Both companies virtualized their Exchange 2007 system by using two quad-core processor servers, each with a minimum of 8GB of RAM, and redundant local hard drives running VMware ESX 3.5 as host machines. They mounted two Windows Server 2003 R2 64-bit OSs as guest machines from their SAN via iSCSI connections.
These two guest servers run as a mailbox server and a combined client access/hub transport server respectively. The physical servers use storage on their SAN to hold mailbox and public folder content, and also act as a quorum disk for the highly available mailbox server role.
Using the above configuration, each customer supports up to 500 mailboxes. Each has been running its Exchange infrastructure in production for over nine months.

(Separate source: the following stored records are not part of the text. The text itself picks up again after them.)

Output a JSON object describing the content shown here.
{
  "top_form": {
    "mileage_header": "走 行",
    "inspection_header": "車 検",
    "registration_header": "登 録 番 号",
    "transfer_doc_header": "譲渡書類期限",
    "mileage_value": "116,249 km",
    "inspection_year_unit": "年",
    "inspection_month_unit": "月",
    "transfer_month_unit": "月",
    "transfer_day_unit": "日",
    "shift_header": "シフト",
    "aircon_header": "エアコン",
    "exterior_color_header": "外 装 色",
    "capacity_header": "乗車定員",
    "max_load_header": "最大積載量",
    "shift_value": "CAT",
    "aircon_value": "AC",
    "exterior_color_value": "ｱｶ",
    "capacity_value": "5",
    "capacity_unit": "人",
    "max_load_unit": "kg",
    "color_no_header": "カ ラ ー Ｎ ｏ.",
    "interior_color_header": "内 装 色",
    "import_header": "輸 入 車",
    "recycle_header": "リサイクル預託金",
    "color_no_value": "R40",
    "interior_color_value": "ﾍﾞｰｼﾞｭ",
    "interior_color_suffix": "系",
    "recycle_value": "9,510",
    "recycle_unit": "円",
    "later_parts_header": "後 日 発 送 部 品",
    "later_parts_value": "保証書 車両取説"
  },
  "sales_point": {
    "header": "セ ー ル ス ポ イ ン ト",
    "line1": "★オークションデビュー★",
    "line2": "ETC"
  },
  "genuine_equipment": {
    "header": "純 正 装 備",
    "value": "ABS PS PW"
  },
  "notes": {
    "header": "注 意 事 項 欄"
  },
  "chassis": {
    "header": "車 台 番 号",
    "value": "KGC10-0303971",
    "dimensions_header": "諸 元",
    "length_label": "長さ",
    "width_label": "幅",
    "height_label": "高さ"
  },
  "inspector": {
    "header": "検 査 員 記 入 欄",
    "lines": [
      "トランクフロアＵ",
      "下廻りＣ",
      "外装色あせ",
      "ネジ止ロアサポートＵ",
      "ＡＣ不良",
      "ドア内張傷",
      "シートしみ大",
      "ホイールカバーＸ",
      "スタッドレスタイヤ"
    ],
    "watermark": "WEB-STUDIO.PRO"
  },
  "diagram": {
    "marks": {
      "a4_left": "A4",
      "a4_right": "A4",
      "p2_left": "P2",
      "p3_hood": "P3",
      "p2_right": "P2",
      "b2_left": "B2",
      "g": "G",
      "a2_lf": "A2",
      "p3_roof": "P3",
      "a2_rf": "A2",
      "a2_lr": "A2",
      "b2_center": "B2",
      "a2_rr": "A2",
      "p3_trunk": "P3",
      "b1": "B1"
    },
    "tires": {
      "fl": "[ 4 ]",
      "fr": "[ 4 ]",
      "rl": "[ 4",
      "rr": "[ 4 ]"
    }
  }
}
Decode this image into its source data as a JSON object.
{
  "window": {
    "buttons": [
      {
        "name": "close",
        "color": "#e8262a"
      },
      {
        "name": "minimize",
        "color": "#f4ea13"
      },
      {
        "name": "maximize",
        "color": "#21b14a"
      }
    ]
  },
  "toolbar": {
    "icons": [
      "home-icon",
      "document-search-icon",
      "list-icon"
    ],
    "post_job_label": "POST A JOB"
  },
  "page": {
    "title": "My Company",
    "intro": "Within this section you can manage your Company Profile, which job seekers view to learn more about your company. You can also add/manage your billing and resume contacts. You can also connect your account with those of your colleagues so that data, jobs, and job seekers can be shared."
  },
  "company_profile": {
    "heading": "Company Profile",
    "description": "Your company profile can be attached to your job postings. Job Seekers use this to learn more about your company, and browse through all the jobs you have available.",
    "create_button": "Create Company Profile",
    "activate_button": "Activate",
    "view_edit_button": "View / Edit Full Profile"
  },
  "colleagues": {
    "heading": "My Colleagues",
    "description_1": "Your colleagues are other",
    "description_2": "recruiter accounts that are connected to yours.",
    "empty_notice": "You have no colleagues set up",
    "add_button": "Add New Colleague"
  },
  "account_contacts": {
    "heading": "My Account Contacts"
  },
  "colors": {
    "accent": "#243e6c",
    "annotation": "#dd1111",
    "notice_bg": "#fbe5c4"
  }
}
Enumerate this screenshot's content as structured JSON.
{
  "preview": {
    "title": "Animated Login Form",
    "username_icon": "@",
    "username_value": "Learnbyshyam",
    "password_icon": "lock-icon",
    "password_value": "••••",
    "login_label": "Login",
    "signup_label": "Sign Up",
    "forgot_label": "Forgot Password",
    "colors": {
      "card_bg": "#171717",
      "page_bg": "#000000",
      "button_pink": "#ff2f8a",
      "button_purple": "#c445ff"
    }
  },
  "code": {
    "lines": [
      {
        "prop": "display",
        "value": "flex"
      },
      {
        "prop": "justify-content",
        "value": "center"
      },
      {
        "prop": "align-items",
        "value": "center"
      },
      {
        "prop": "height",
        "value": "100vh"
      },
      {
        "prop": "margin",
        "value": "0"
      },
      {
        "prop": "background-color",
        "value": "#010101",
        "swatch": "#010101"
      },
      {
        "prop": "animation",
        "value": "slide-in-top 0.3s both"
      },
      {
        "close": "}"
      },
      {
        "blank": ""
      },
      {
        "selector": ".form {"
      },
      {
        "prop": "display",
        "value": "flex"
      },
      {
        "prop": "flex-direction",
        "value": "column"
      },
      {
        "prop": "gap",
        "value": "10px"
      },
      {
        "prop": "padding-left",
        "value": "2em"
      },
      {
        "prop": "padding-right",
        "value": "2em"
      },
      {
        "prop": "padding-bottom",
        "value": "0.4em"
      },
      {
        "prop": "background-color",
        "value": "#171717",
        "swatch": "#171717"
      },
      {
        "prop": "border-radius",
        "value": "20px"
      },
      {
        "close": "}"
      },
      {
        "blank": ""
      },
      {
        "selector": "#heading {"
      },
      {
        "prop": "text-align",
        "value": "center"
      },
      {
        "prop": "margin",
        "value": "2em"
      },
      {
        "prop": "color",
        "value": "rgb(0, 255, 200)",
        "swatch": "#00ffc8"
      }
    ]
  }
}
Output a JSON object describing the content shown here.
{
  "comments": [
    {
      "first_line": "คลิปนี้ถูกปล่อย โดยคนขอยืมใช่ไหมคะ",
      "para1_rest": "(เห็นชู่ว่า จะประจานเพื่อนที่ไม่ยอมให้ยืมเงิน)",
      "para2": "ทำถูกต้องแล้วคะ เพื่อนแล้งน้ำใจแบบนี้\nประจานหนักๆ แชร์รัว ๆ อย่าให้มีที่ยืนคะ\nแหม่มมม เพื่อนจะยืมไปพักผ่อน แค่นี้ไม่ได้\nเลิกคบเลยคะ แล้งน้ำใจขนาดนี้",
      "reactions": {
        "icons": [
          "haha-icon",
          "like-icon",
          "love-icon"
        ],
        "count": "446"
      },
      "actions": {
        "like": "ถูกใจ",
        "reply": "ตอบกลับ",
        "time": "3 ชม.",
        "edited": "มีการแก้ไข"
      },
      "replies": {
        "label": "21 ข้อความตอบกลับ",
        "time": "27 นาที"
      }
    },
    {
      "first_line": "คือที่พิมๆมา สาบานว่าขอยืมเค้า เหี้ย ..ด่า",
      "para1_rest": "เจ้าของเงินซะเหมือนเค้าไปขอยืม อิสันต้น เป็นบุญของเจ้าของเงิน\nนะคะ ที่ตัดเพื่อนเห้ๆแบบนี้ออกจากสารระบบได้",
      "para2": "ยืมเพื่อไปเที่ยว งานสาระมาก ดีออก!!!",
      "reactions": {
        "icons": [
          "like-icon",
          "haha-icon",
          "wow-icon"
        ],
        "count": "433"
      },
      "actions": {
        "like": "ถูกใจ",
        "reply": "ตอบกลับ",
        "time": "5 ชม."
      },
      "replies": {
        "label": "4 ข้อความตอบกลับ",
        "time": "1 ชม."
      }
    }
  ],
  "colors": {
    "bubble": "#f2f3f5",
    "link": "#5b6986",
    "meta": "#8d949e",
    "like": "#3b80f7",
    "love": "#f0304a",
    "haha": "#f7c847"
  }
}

What You Can Expect
Scalability claims vary around the number of mailboxes supported for Exchange 2007 running in a virtualized environment. In reality, Exchange 2007 exhibits the same storage resource constraints as prior releases of Exchange: Bottlenecks are typically due to I/O constraints on the storage solution.
In a typical 1,000-mailbox deployment running at a moderate email user configuration, with 10 percent or 100 mailboxes being accessed via higher impact BlackBerry devices, and supported with appropriate storage, the following profile is consistent for an Exchange 2007 mailbox server: • CPU utilization is low • Memory utilization is low to moderate • Storage utilization continues to be the key bottleneck, but is still moderate • Network traffic typically remains constant
Although this scenario isn’t indicative of every environment (since email loads and usage patterns vary widely), what is noteworthy is the low load level on the physical server and the available unused capacity. This is also the case with the client access and hub transport servers. Just as with the mailbox server, CPU utilization and memory utilization are typically very low, while storage I/O and network utilization remain low to moderate.
As for storage I/O and network utilization, which is moderate to high at peak usage in this configuration, they can both be addressed by adding additional storage drives to a SAN or managing the network more efficiently if these issues create a scalability problem.
As with any IT infrastructure, virtual servers must be managed. Loading too many VMs on a physical server will cause truly bizarre events and activities (such as the bouncing of client connections to Exchange forcing re-logins every minute or scheduled backups maxing out I/O, making the server inaccessible to new clients) to occur in network, storage, memory, and other physical resources when these are throttled arbitrarily by a virtual platform.
Appropriate sizing is a key requirement when deploying Exchange 2007 on a virtual platform, as are management tools. Lately I’ve been seeing Hyper-V achieve a slight edge over VMware on performance with Exchange, but customers should still choose their virtualization platform strategically based on their entire corporate virtualization roadmap.
One area that distinguishes the two platforms is management—VMware’s product is still much richer in capabilities in this area. To manage virtual and physical servers in the Hyper-V world, you will require either a separate Windows Server 2008 or Microsoft Systems Center Virtual Machine Manager.
Virtualizing Exchange Can Make a Difference
With the above caveats, virtualization is a safe and effective alternative platform for the successful operation of Exchange 2007. Quite a few companies are running full production deployments of Exchange 2007 in a virtualized environment. Although running on a virtual platform might not be suitable for all environments (such as smaller non-redundant Exchange architectures), it’s ideally suited and increasingly recommended for deploying Exchange 2007 in a highly available configuration.